» About this task
An exact copy of every entry is needed, with the images left out.

» Records for this exercise
◆ ◆ ◆
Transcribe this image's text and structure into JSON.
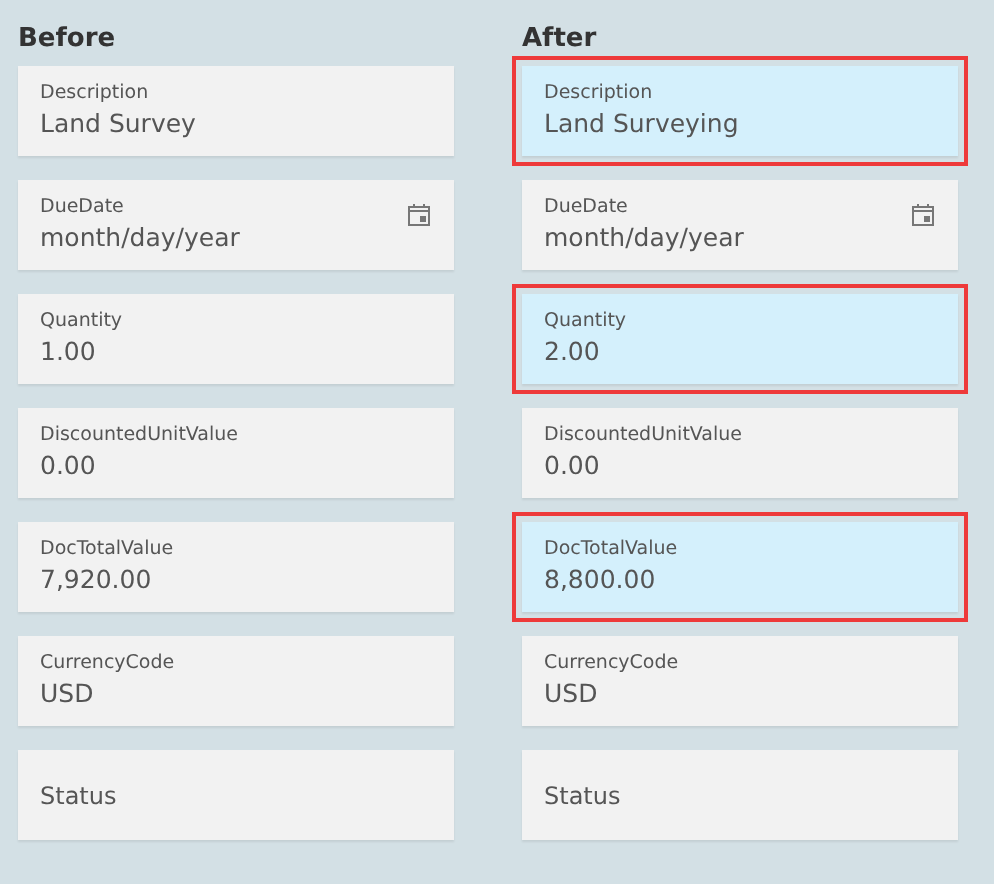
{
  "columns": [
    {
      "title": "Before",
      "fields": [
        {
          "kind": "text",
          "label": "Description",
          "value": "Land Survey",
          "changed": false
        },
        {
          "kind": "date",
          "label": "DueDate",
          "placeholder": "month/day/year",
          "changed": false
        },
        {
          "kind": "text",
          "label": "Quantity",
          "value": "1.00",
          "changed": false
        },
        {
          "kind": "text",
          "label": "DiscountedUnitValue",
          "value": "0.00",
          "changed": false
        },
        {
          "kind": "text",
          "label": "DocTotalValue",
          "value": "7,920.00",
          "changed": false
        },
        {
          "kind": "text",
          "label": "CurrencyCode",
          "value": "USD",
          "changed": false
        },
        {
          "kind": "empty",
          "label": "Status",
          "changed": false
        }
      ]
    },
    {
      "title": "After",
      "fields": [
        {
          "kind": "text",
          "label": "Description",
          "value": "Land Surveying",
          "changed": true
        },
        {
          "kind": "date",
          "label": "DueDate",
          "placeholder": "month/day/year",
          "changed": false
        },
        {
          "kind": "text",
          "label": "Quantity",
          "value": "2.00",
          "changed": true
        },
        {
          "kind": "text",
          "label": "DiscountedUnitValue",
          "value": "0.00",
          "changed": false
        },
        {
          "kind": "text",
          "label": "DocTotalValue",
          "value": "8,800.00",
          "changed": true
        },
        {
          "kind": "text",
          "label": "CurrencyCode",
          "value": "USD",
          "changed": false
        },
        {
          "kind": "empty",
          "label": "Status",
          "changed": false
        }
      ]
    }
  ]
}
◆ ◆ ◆
» Answer
Transcribe this image's text and structure into JSON.
{
  "columns": [
    {
      "title": "Before",
      "fields": [
        {
          "kind": "text",
          "label": "Description",
          "value": "Land Survey",
          "changed": false
        },
        {
          "kind": "date",
          "label": "DueDate",
          "placeholder": "month/day/year",
          "changed": false
        },
        {
          "kind": "text",
          "label": "Quantity",
          "value": "1.00",
          "changed": false
        },
        {
          "kind": "text",
          "label": "DiscountedUnitValue",
          "value": "0.00",
          "changed": false
        },
        {
          "kind": "text",
          "label": "DocTotalValue",
          "value": "7,920.00",
          "changed": false
        },
        {
          "kind": "text",
          "label": "CurrencyCode",
          "value": "USD",
          "changed": false
        },
        {
          "kind": "empty",
          "label": "Status",
          "changed": false
        }
      ]
    },
    {
      "title": "After",
      "fields": [
        {
          "kind": "text",
          "label": "Description",
          "value": "Land Surveying",
          "changed": true
        },
        {
          "kind": "date",
          "label": "DueDate",
          "placeholder": "month/day/year",
          "changed": false
        },
        {
          "kind": "text",
          "label": "Quantity",
          "value": "2.00",
          "changed": true
        },
        {
          "kind": "text",
          "label": "DiscountedUnitValue",
          "value": "0.00",
          "changed": false
        },
        {
          "kind": "text",
          "label": "DocTotalValue",
          "value": "8,800.00",
          "changed": true
        },
        {
          "kind": "text",
          "label": "CurrencyCode",
          "value": "USD",
          "changed": false
        },
        {
          "kind": "empty",
          "label": "Status",
          "changed": false
        }
      ]
    }
  ]
}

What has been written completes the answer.